◆ Exercise directions
Your answer should be the lines of the data below that contain "value".
---------- The input ----------
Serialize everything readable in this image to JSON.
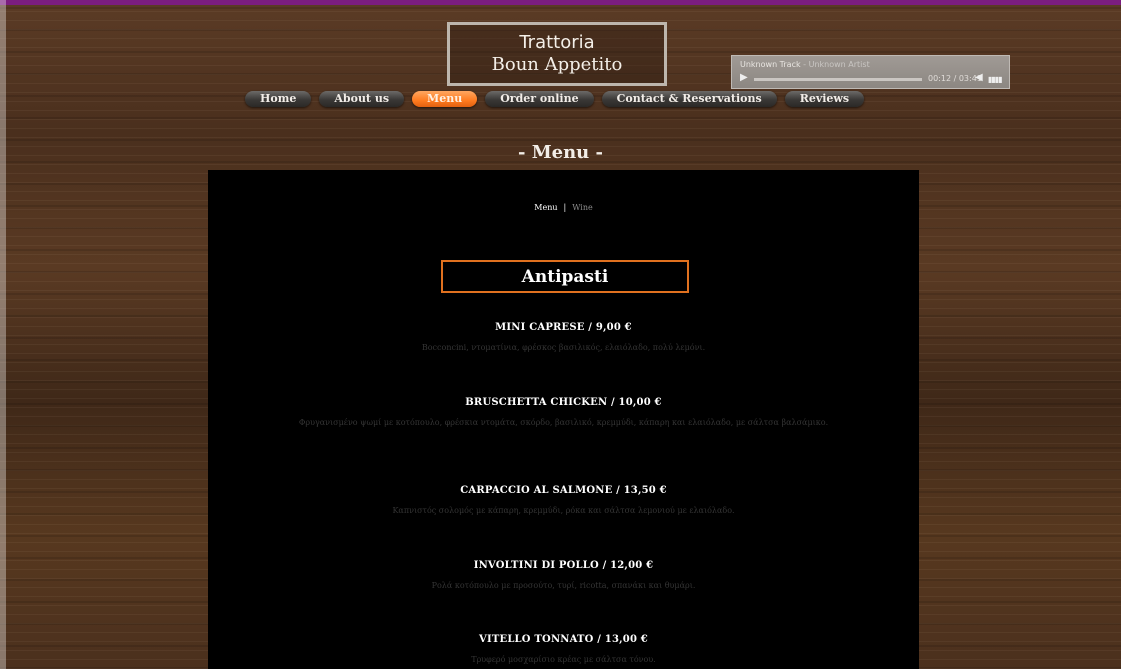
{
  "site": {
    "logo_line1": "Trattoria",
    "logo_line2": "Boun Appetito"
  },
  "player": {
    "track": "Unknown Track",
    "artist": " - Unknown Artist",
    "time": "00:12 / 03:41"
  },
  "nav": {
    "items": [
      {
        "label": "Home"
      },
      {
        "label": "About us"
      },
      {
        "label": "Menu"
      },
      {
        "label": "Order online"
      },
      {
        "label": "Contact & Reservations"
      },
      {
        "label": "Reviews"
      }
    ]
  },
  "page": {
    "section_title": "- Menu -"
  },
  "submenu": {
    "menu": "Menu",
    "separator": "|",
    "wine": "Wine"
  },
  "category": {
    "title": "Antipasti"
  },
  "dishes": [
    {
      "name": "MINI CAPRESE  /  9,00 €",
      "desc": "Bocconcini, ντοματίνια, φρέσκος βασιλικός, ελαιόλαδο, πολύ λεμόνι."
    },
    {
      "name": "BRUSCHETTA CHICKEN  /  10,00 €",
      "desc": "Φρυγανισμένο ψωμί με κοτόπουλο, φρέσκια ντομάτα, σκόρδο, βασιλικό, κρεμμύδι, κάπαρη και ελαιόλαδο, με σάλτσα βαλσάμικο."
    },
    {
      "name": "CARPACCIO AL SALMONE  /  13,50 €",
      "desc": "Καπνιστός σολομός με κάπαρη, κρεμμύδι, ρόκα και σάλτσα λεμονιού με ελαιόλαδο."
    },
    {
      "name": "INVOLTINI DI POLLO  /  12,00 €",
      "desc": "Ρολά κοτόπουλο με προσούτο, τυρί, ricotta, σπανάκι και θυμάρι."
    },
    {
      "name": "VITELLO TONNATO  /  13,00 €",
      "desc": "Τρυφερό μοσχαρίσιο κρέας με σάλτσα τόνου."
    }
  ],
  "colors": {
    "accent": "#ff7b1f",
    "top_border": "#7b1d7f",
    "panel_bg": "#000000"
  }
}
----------
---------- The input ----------
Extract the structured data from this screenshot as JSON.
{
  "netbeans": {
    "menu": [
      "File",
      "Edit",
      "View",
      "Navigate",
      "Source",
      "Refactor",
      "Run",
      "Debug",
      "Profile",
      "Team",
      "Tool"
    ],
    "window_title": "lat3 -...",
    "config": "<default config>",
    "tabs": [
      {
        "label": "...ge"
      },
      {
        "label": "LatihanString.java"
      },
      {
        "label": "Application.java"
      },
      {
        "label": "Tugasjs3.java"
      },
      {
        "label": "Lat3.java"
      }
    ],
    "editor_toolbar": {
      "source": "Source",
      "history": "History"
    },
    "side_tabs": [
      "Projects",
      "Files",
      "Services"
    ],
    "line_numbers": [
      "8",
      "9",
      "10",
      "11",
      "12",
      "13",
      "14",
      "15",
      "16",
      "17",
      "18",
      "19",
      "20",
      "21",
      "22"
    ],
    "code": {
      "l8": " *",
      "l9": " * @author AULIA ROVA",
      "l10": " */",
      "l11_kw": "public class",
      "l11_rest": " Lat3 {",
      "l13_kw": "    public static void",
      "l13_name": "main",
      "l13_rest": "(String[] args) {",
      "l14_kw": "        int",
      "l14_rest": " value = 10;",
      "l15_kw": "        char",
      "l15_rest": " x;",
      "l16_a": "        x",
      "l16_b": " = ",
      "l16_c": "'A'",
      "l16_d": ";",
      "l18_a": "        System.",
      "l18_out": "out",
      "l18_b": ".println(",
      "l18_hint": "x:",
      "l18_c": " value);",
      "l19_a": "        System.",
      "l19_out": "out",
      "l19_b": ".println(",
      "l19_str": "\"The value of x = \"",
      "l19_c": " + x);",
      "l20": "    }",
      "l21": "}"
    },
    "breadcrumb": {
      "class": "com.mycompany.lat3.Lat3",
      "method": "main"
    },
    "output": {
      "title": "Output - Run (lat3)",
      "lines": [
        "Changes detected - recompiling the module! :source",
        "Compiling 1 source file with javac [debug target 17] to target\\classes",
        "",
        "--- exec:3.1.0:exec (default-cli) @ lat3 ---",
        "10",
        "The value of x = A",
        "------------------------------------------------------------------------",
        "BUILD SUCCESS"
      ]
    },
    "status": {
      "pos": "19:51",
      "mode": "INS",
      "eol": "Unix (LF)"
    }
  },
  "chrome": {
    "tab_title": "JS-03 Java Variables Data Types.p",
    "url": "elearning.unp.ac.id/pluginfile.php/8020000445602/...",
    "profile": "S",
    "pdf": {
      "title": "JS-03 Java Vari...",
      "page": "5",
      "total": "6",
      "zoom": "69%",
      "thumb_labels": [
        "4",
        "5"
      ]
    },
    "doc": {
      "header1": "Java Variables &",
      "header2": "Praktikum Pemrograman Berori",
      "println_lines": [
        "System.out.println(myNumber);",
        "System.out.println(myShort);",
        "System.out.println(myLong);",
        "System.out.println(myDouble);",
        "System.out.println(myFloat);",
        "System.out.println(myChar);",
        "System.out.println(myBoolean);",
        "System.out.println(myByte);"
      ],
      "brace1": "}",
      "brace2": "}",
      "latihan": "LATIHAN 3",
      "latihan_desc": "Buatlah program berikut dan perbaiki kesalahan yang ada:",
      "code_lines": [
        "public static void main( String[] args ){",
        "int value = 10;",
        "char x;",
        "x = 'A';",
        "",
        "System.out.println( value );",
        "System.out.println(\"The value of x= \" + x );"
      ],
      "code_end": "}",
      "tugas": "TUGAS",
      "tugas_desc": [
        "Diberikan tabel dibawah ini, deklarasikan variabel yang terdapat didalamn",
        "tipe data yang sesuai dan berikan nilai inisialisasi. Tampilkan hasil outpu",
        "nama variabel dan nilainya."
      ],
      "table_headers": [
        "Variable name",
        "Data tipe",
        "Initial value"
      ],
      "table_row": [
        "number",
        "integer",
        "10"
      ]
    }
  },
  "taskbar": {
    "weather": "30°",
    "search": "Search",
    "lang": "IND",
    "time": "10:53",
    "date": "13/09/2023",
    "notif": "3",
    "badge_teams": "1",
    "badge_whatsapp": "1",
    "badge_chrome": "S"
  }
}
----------
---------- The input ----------
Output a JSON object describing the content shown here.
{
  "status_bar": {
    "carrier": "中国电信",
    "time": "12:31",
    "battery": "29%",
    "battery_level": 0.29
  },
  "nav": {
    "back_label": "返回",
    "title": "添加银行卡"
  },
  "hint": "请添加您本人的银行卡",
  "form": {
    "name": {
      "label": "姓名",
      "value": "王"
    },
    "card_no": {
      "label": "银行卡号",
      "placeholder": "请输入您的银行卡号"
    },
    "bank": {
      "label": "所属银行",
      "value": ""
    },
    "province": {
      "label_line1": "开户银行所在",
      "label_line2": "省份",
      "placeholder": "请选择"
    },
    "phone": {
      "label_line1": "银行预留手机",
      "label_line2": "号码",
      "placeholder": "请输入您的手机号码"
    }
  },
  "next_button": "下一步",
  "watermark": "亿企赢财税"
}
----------
◆ Result of this exercise
      "l14_rest": " value = 10;",
      "l18_c": " value);",
      "l19_str": "\"The value of x = \"",
        "The value of x = A",
        "int value = 10;",
        "System.out.println( value );",
        "System.out.println(\"The value of x= \" + x );"
        "Initial value"
      "value": "王"
      "value": ""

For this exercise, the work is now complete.